Mayor Pete Rust said at the start of the workshop that no decisions would be made regarding this issue at this time, and that this is a discussion for now. Council Members Gary Killpack, Mike Shutran and Robert Berg were absent from the meeting.
Michelle Foote, site manager of Wyoming Waste Services, said that the cost to process recyclables has increased by $10,716 this year compared to in 2022. They will see similar costs in 2024. To cover that cost, Wyoming Waste is asking for a 4.25% increase to residential rates.
Wyoming Waste is already proposing a 3.7% base rate increase for residential services. To cover that rising costs for recycling services, Wyoming Waste is asking for an additional 0.55% increase. Overall, Wyoming Waste is proposing a 4.25% rate increase. Foote said that currently the rate is $39.42 per month, and this proposal would increase monthly rates to $41.10.
In Wyoming Waste Systems’ contract with the City of Green River, it states they are allowed to use the United States Department of Labor, Bureau of Labor Statistics’ Consumer Pride Index (CPI) to determine rate increases and decreases. The CPI is what allows Wyoming Waste to have a base increase.
Foote explained that Wyoming Waste collects cardboard, plastics, metals, and paper items all in one bin, and those are then pushed into a walking floor trailer. The loads are then transported to a materials recovery facility (MRF) in Salt Lake City where they hand sort the materials and take the separated items to the proper facilities. Wyoming Waste is charged for the processing of the types of items in each load. When they send materials off, it is the cost of processing those recyclables that has increased.
Council Member Sherry Bushman asked whether recycling is cost effective, to which Foote said it is not and she doesn’t know if or when it ever will be. Bushman questioned whether the services should continue in Green River if it is not cost effective.
“I like the program, I’m all for recycling, but it’s got to make sense. It’s got to make business sense,” Bushman said.
Foote said that while it is not cost effective, somewhere around 75-80% of residents use the curbside recycling program. People like the program and like knowing their items are being recycled, she said. Additionally, she pointed out that from January to February of this year, over 247,980 pounds of recyclables have been transported by Wyoming Waste to the MRF in Salt Lake City.

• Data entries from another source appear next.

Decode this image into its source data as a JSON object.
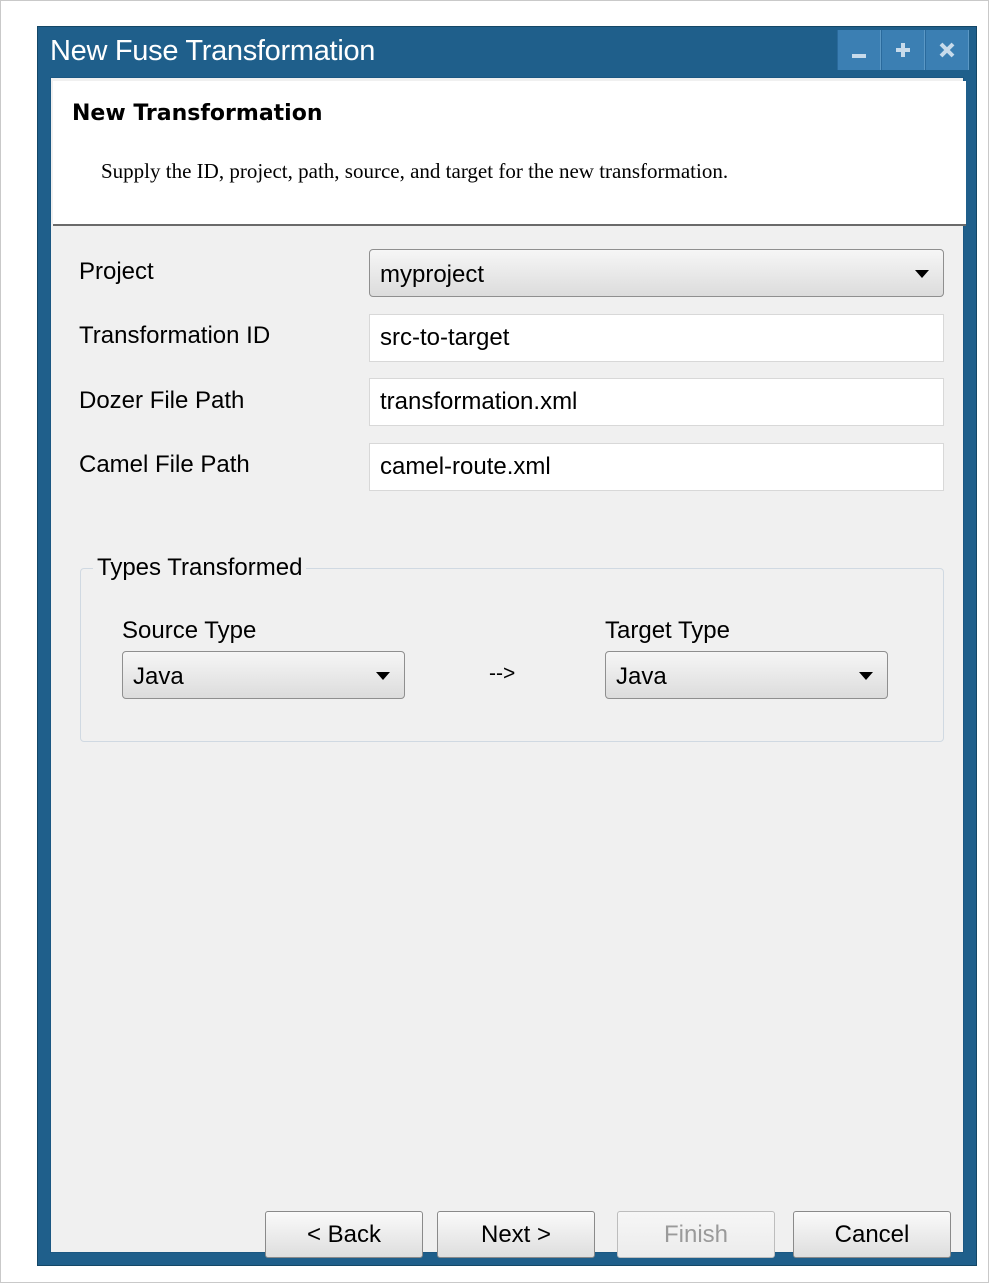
{
  "window": {
    "title": "New Fuse Transformation",
    "colors": {
      "frame": "#1f5f8b",
      "client": "#f0f0f0"
    }
  },
  "banner": {
    "title": "New Transformation",
    "description": "Supply the ID, project, path, source, and target for the new transformation."
  },
  "form": {
    "project": {
      "label": "Project",
      "value": "myproject"
    },
    "transformation_id": {
      "label": "Transformation ID",
      "value": "src-to-target"
    },
    "dozer_path": {
      "label": "Dozer File Path",
      "value": "transformation.xml"
    },
    "camel_path": {
      "label": "Camel File Path",
      "value": "camel-route.xml"
    }
  },
  "types": {
    "legend": "Types Transformed",
    "source_label": "Source Type",
    "source_value": "Java",
    "arrow": "-->",
    "target_label": "Target Type",
    "target_value": "Java"
  },
  "buttons": {
    "back": "< Back",
    "next": "Next >",
    "finish": "Finish",
    "cancel": "Cancel"
  }
}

Without the recycling program, an additional 124 tons of recyclable materials would have gone to the Sweetwater County landfill so far this year, Foote said.

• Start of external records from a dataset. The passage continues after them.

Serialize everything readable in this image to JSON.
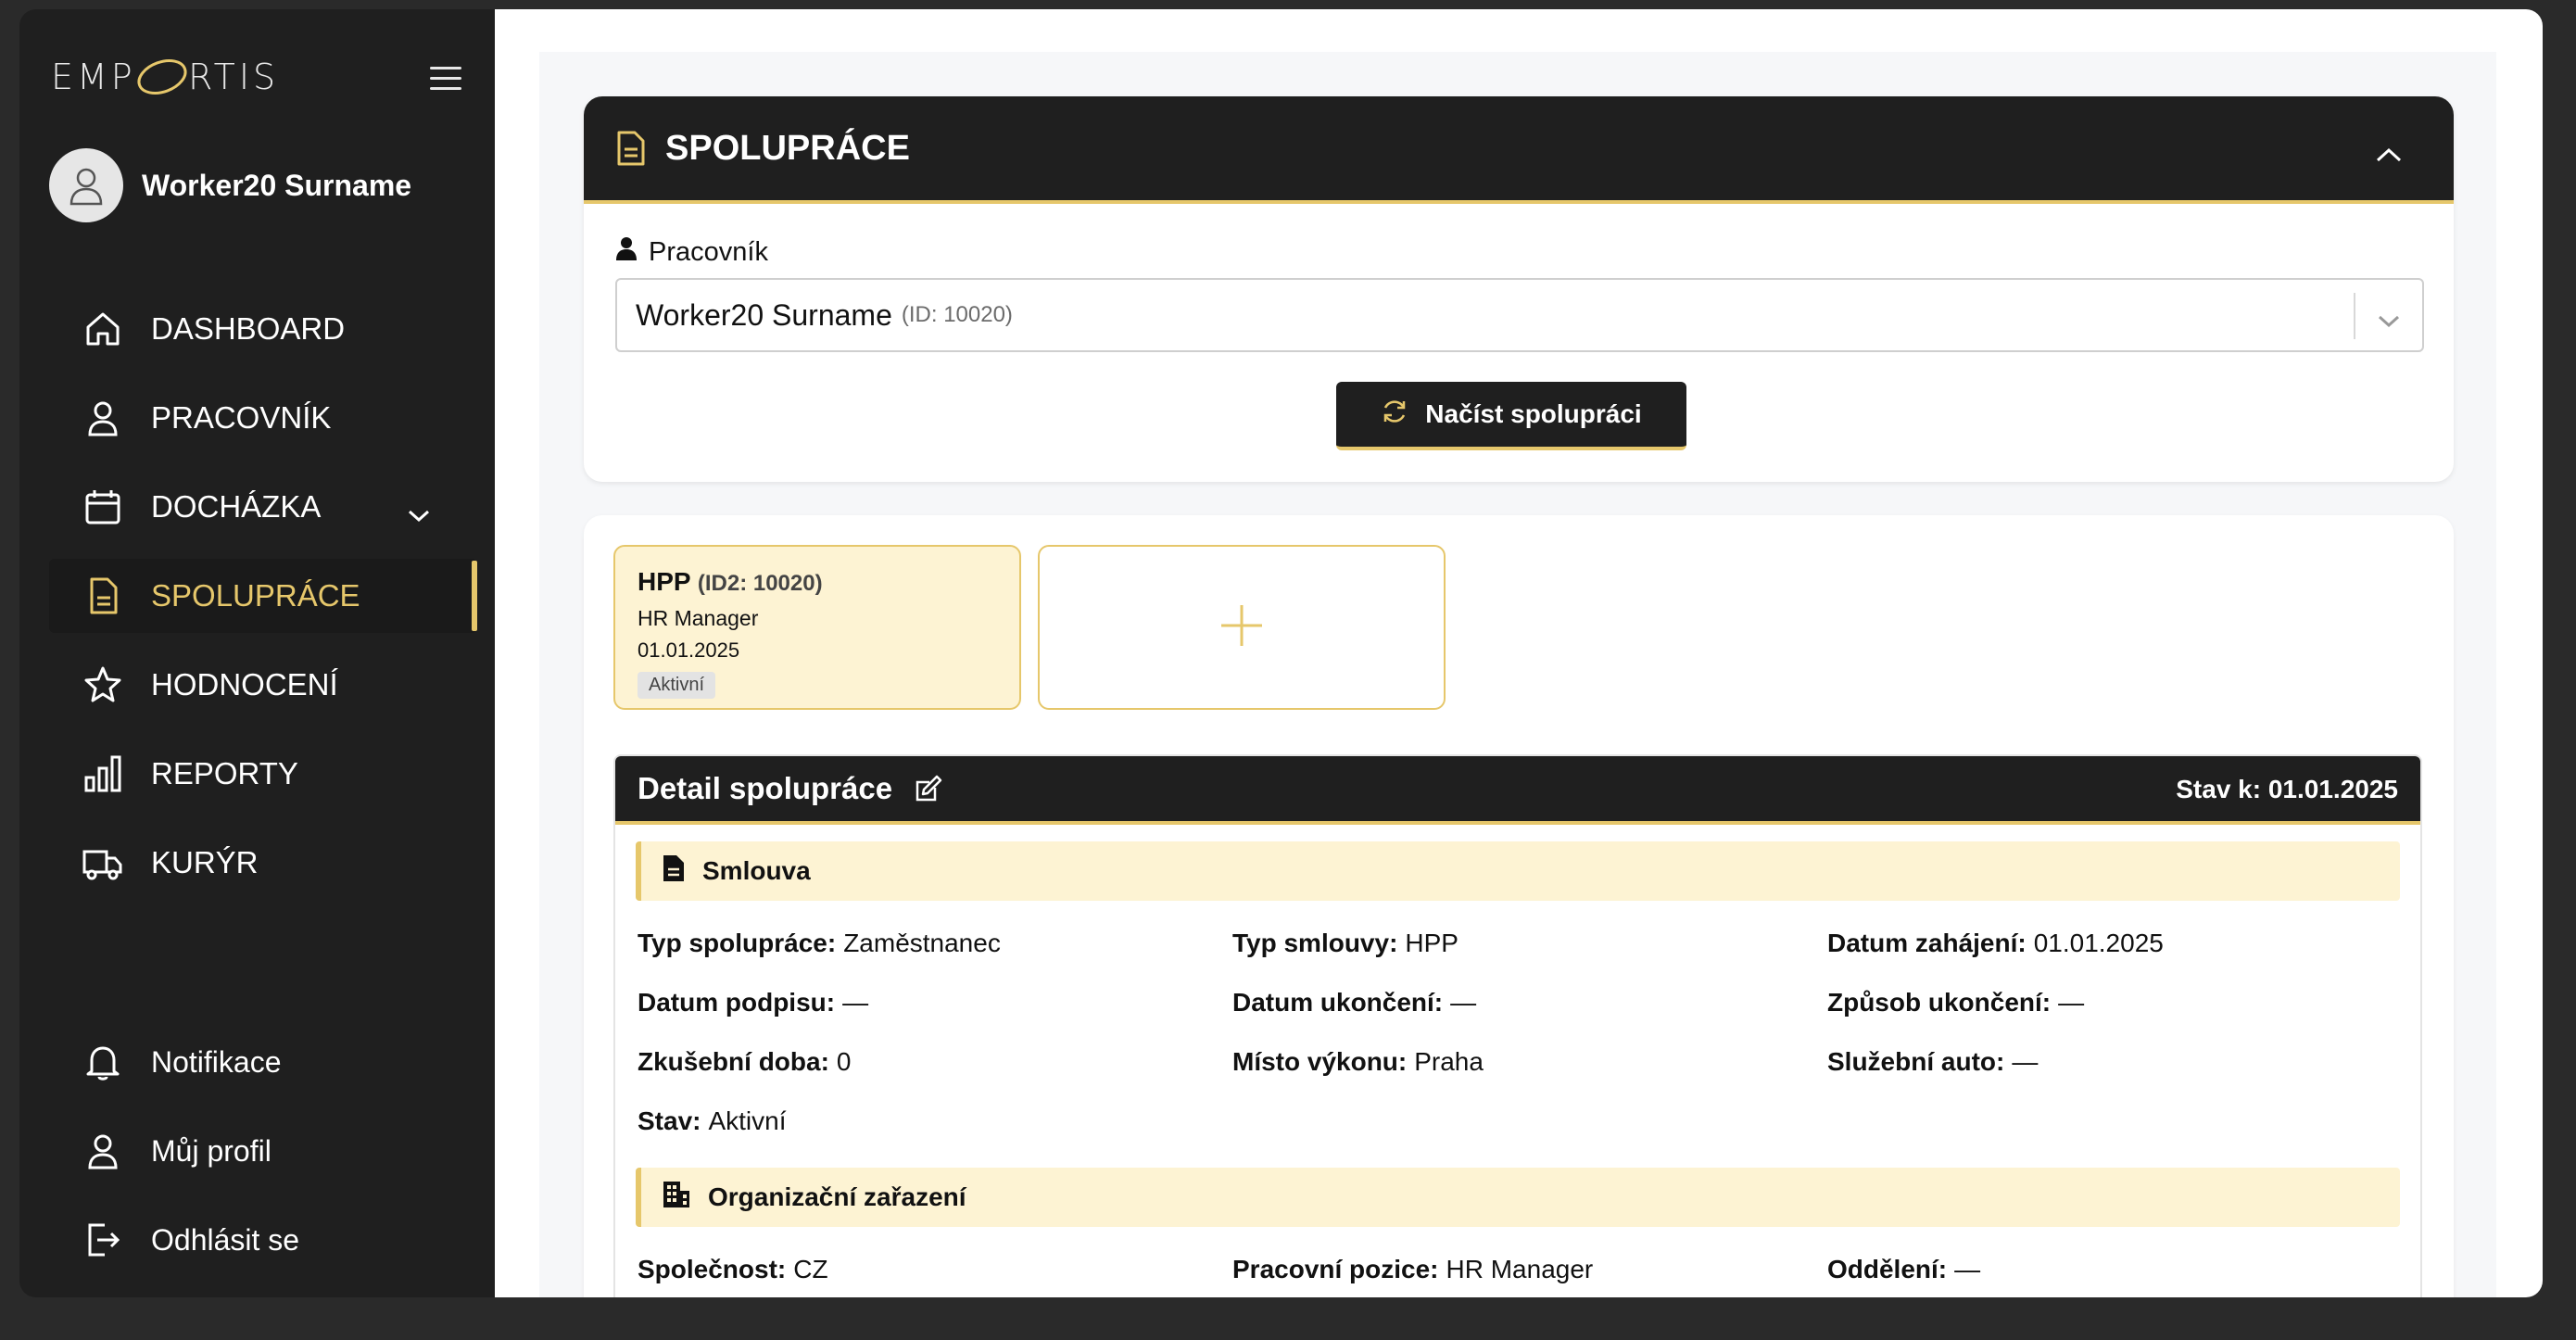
{
  "app": {
    "logo": "EMPORTIS",
    "user_name": "Worker20 Surname"
  },
  "nav": {
    "items": [
      {
        "label": "DASHBOARD"
      },
      {
        "label": "PRACOVNÍK"
      },
      {
        "label": "DOCHÁZKA"
      },
      {
        "label": "SPOLUPRÁCE"
      },
      {
        "label": "HODNOCENÍ"
      },
      {
        "label": "REPORTY"
      },
      {
        "label": "KURÝR"
      }
    ],
    "bottom": [
      {
        "label": "Notifikace"
      },
      {
        "label": "Můj profil"
      },
      {
        "label": "Odhlásit se"
      }
    ]
  },
  "colors": {
    "accent": "#e6c76b",
    "dark": "#1f1f1f",
    "accent_light": "#fdf3d3"
  },
  "header": {
    "title": "SPOLUPRÁCE"
  },
  "worker": {
    "label": "Pracovník",
    "selected": "Worker20 Surname",
    "selected_id": "(ID: 10020)",
    "load_button": "Načíst spolupráci"
  },
  "contracts": [
    {
      "type": "HPP",
      "id": "(ID2: 10020)",
      "position": "HR Manager",
      "date": "01.01.2025",
      "status": "Aktivní"
    }
  ],
  "detail": {
    "title": "Detail spolupráce",
    "state_label": "Stav k: 01.01.2025",
    "sections": [
      {
        "title": "Smlouva",
        "fields": [
          {
            "label": "Typ spolupráce:",
            "value": "Zaměstnanec"
          },
          {
            "label": "Typ smlouvy:",
            "value": "HPP"
          },
          {
            "label": "Datum zahájení:",
            "value": "01.01.2025"
          },
          {
            "label": "Datum podpisu:",
            "value": "—"
          },
          {
            "label": "Datum ukončení:",
            "value": "—"
          },
          {
            "label": "Způsob ukončení:",
            "value": "—"
          },
          {
            "label": "Zkušební doba:",
            "value": "0"
          },
          {
            "label": "Místo výkonu:",
            "value": "Praha"
          },
          {
            "label": "Služební auto:",
            "value": "—"
          },
          {
            "label": "Stav:",
            "value": "Aktivní"
          }
        ]
      },
      {
        "title": "Organizační zařazení",
        "fields": [
          {
            "label": "Společnost:",
            "value": "CZ"
          },
          {
            "label": "Pracovní pozice:",
            "value": "HR Manager"
          },
          {
            "label": "Oddělení:",
            "value": "—"
          }
        ]
      }
    ]
  }
}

Council Member Ron Williams said that while a 0.55% rate increase is minimal for residents, it should also be minimal for Wyoming Waste to cover that cost. He said that if Wyoming Waste has a 10-year contract with the city, if Green River decided not to approve the rate increase then Wyoming Waste would have to eat that cost. Foote said that while Wyoming Waste would still pick up the recycling, they could choose to take it to the landfill.
Council Member George Jost tossed around the idea to stop recycling some of the materials that Wyoming Waste currently picks up to cut costs of processing. Foote said that it is an option to stop collecting plastics, stating that if they just collected cardboard and paperboard they could transport it to the Ray Lovato Recycling Center in Rock Springs for $43 per ton.

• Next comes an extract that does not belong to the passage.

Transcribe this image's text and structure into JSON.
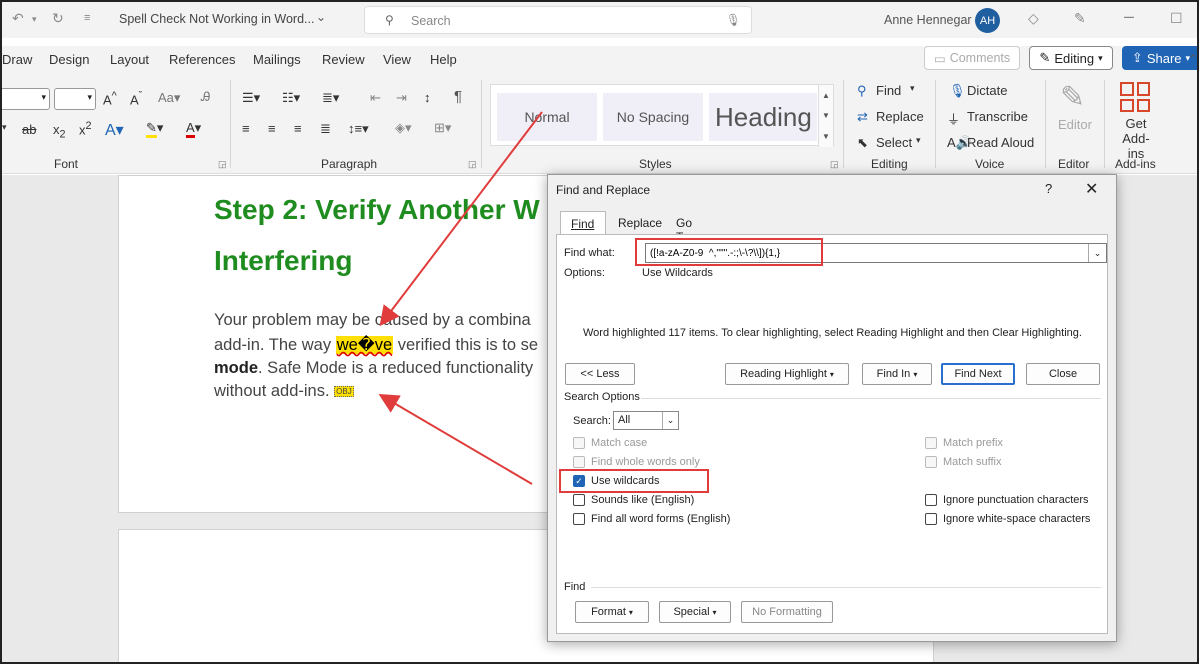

In addition to the recycling request, Foote also asked the Council to change the wording in the contract for yard waste collections. Currently, Wyoming Waste does a year-round yard waste collection. However, Foote said they would like to change that to mid-April to mid-November, with one week in January for Christmas trees. She said that if people did have yard waste during the off period, they could take it to the transfer station for no extra charge. Foote did not have a dollar amount for what the cost saving would be, however, Mayor Rust said that if there was a cost saving then maybe residents could see a decrease in rates.